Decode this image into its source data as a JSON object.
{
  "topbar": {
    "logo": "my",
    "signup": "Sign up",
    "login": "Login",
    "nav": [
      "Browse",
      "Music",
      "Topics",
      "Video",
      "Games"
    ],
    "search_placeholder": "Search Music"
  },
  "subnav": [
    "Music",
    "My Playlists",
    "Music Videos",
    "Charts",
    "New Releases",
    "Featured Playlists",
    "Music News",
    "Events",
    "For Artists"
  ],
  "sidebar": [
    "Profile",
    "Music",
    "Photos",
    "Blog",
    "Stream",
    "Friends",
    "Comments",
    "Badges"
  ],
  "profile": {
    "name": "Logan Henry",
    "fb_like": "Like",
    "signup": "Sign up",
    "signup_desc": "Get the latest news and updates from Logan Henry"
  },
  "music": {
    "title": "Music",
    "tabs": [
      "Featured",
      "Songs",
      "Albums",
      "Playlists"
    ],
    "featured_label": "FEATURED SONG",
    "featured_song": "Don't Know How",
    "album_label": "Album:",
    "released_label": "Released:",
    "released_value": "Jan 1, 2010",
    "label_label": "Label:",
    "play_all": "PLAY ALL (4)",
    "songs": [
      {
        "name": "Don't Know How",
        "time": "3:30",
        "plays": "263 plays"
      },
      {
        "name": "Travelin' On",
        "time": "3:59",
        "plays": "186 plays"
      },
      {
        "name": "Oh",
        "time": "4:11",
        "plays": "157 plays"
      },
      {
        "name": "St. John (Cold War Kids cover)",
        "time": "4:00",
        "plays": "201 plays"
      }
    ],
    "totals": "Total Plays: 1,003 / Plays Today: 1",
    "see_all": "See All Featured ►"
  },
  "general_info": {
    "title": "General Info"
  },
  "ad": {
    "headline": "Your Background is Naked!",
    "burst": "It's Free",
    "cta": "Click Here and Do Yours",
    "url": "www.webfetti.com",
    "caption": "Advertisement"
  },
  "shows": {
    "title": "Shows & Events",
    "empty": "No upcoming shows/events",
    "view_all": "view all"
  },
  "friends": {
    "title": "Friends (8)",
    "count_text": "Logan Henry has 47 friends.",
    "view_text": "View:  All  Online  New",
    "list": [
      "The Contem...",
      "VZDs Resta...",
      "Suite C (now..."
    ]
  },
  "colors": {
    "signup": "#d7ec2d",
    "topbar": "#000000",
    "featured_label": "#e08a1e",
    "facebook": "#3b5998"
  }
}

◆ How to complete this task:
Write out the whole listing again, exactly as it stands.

◆ Your response:
Decode this image into its source data as a JSON object.
{
  "topbar": {
    "logo": "my",
    "signup": "Sign up",
    "login": "Login",
    "nav": [
      "Browse",
      "Music",
      "Topics",
      "Video",
      "Games"
    ],
    "search_placeholder": "Search Music"
  },
  "subnav": [
    "Music",
    "My Playlists",
    "Music Videos",
    "Charts",
    "New Releases",
    "Featured Playlists",
    "Music News",
    "Events",
    "For Artists"
  ],
  "sidebar": [
    "Profile",
    "Music",
    "Photos",
    "Blog",
    "Stream",
    "Friends",
    "Comments",
    "Badges"
  ],
  "profile": {
    "name": "Logan Henry",
    "fb_like": "Like",
    "signup": "Sign up",
    "signup_desc": "Get the latest news and updates from Logan Henry"
  },
  "music": {
    "title": "Music",
    "tabs": [
      "Featured",
      "Songs",
      "Albums",
      "Playlists"
    ],
    "featured_label": "FEATURED SONG",
    "featured_song": "Don't Know How",
    "album_label": "Album:",
    "released_label": "Released:",
    "released_value": "Jan 1, 2010",
    "label_label": "Label:",
    "play_all": "PLAY ALL (4)",
    "songs": [
      {
        "name": "Don't Know How",
        "time": "3:30",
        "plays": "263 plays"
      },
      {
        "name": "Travelin' On",
        "time": "3:59",
        "plays": "186 plays"
      },
      {
        "name": "Oh",
        "time": "4:11",
        "plays": "157 plays"
      },
      {
        "name": "St. John (Cold War Kids cover)",
        "time": "4:00",
        "plays": "201 plays"
      }
    ],
    "totals": "Total Plays: 1,003 / Plays Today: 1",
    "see_all": "See All Featured ►"
  },
  "general_info": {
    "title": "General Info"
  },
  "ad": {
    "headline": "Your Background is Naked!",
    "burst": "It's Free",
    "cta": "Click Here and Do Yours",
    "url": "www.webfetti.com",
    "caption": "Advertisement"
  },
  "shows": {
    "title": "Shows & Events",
    "empty": "No upcoming shows/events",
    "view_all": "view all"
  },
  "friends": {
    "title": "Friends (8)",
    "count_text": "Logan Henry has 47 friends.",
    "view_text": "View:  All  Online  New",
    "list": [
      "The Contem...",
      "VZDs Resta...",
      "Suite C (now..."
    ]
  },
  "colors": {
    "signup": "#d7ec2d",
    "topbar": "#000000",
    "featured_label": "#e08a1e",
    "facebook": "#3b5998"
  }
}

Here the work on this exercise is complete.